Books, Organizing, and Global Activism
Published by: University of Massachusetts Press
Libraries amid Protest unpacks how these protest libraries—labor-intensive, temporary installations in parks and city squares, poorly protected from the weather, at odds with security forces—continue to arise. In telling the stories of these surprising and inspiring spaces through interviews and other research, Sherrin Frances confronts the complex history of American public libraries. She argues that protest libraries function as the spaces of opportunity and resistance promised, but not delivered, by American public libraries.
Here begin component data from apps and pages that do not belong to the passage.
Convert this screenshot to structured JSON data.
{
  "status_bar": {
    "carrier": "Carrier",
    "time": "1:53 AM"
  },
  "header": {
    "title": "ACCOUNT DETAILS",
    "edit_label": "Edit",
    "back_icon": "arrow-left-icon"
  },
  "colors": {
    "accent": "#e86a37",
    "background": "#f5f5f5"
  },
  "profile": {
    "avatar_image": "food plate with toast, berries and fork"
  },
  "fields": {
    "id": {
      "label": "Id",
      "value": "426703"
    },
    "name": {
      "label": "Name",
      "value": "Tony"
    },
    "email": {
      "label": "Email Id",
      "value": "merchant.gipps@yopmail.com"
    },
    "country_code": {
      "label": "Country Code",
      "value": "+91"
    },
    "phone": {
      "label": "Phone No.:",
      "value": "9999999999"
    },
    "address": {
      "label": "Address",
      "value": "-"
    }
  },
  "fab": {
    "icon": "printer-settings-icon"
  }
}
"Libraries amid Protest tells an important story about the physical, intellectual, and emotional heft of the collections of books that sprang into existence at sites of resistance during the 2010s. It presents a new perspective on the multilayered activities that make up protest movements and asks us to broaden our understanding of the symbolic and material significance of libraries."—Cheryl Knott, author of Not Free, Not for All: Public Libraries in the Age of Jim Crow
"I know of no other study that provides such a crucial historical chronicle about book culture within Occupy Wall Street and the movement of the squares. It’s almost as if the author pried open a previously inaccessible archive of dissident knowledge and invited us inside."—Gregory Sholette, author of Delirium and Resistance: Activist Art and the Crisis of Capitalism